Alternatively, my idea for a better NUE hybrid has improved yield at low levels of N, but continues to yield even more with additional N. Physiologically, this scenario makes the most sense to me, and is what I believe will be the outcome of biotechnological improvements in NUE.
These hybrids would be adapted because they would ensure against yield losses due to insufficient N, but also provide even higher yields when adequate N is available. Even though such a hybrid would have a lower N requirement, it would actually require more total N to achieve its maximum yield. This equates to 45 lb./A. If U.S. farmers add this extra N to achieve top yields, then biotech improvements in NUE could actually increase rather than decrease N use.
Rootworm Trait And N
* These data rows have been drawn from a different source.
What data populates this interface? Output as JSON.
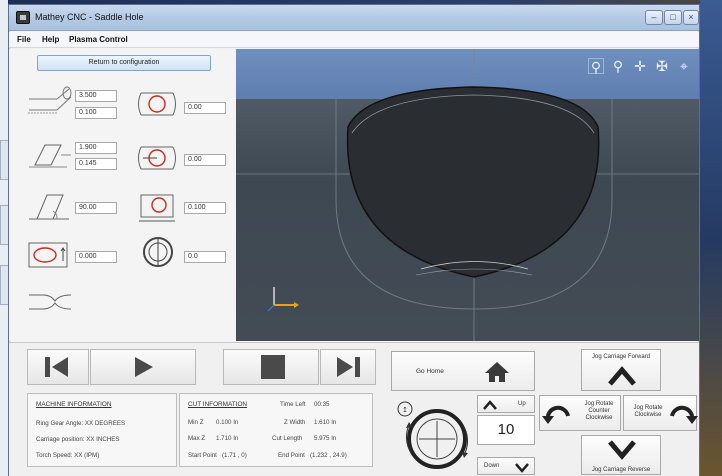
{
  "window": {
    "title": "Mathey CNC - Saddle Hole"
  },
  "menu": [
    "File",
    "Help",
    "Plasma Control"
  ],
  "left_panel": {
    "return_label": "Return to configuration",
    "fields": {
      "pipe_diameter": "3.500",
      "pipe_wall": "0.100",
      "branch_diameter": "1.900",
      "branch_wall": "0.145",
      "angle": "90.00",
      "offset_a": "0.000",
      "hole_a": "0.00",
      "hole_b": "0.00",
      "hole_c": "0.100",
      "rotation": "0.0"
    }
  },
  "controls": {
    "go_home": "Go Home",
    "up": "Up",
    "down": "Down",
    "step": "10",
    "jog_forward": "Jog Carriage Forward",
    "jog_reverse": "Jog Carriage Reverse",
    "jog_ccw": "Jog Rotate Counter Clockwise",
    "jog_cw": "Jog Rotate Clockwise"
  },
  "machine_info": {
    "title": "MACHINE INFORMATION",
    "ring_gear": "Ring Gear Angle: XX DEGREES",
    "carriage": "Carriage position: XX INCHES",
    "torch": "Torch Speed: XX (IPM)"
  },
  "cut_info": {
    "title": "CUT INFORMATION",
    "time_left_label": "Time Left",
    "time_left": "00:35",
    "min_z_label": "Min Z",
    "min_z": "0.100 In",
    "z_width_label": "Z Width",
    "z_width": "1.610 In",
    "max_z_label": "Max Z",
    "max_z": "1.710 In",
    "cut_length_label": "Cut Length",
    "cut_length": "5.975 In",
    "start_point_label": "Start Point",
    "start_point": "(1.71 , 0)",
    "end_point_label": "End Point",
    "end_point": "(1.232 , 24.9)"
  },
  "colors": {
    "accent": "#5f7eb0",
    "viewport": "#434c55",
    "button_glyph": "#4a4a4a",
    "red_circle": "#cc2a1c"
  }
}
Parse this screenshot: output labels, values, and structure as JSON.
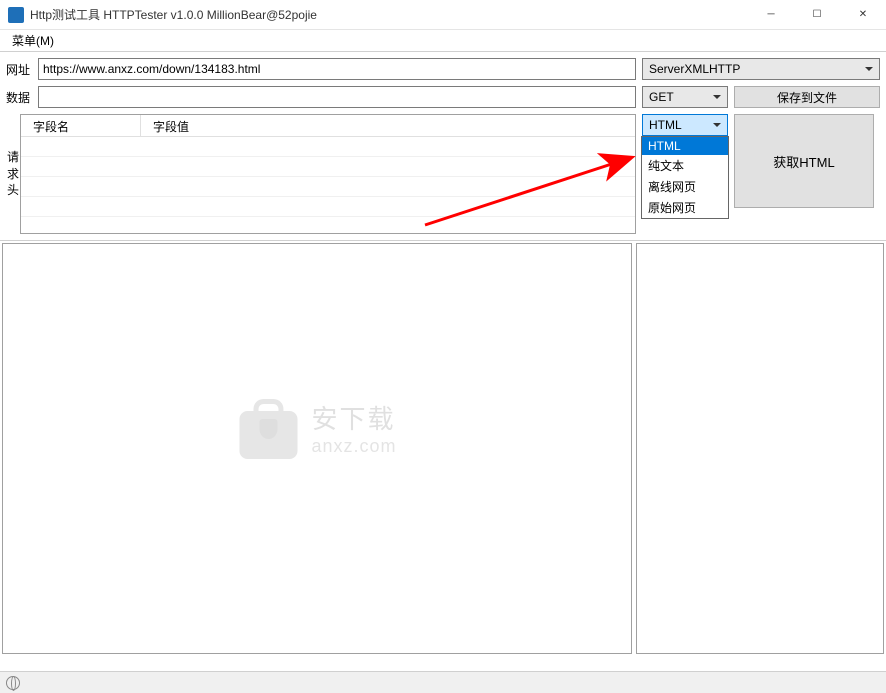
{
  "window": {
    "title": "Http测试工具 HTTPTester v1.0.0   MillionBear@52pojie"
  },
  "menu": {
    "label": "菜单(M)"
  },
  "form": {
    "url_label": "网址",
    "url_value": "https://www.anxz.com/down/134183.html",
    "data_label": "数据",
    "data_value": "",
    "headers_label": [
      "请",
      "求",
      "头"
    ],
    "header_columns": {
      "name": "字段名",
      "value": "字段值"
    }
  },
  "controls": {
    "engine_select": "ServerXMLHTTP",
    "method_select": "GET",
    "format_select": "HTML",
    "format_options": [
      "HTML",
      "纯文本",
      "离线网页",
      "原始网页"
    ],
    "save_button": "保存到文件",
    "fetch_button": "获取HTML"
  },
  "watermark": {
    "cn": "安下载",
    "en": "anxz.com"
  }
}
There’s a hint that the biotech industry has already altered corn’s N requirement with the Bt-rootworm trait. I’ve seen big yield advantages conferred by the rootworm trait that are hard to attribute entirely to rootworm control. One of these early studies where we compared N response for the same hybrid with varying biotech trait combinations. Plots had low rootworm pressure and were treated with soil insecticide at planting, so I wonder if the 50-plus yield advantage of the triple-stack version was solely rootworm control. Still, you will notice that this yield boost comes with an almost 100 lb./A increase in the fertilizer rate needed for maximum yield. I think this is probably a little higher than normal, but it does demonstrate that biotech improvements in yield are likely to increase the need for N.
The delta-yield represents the amount of yield increase that occurs from optimal fertilization. For example, the 61-bu yield increase between no fertilizer N (check plot yield) and the N rate that gave maximum yield is the delta-yield.
It makes sense to me that the bigger the delta-yield, the greater the amount of needed N/A. Such a system could also account for future yield increases regardless of whether they are driven by biotech or crop management.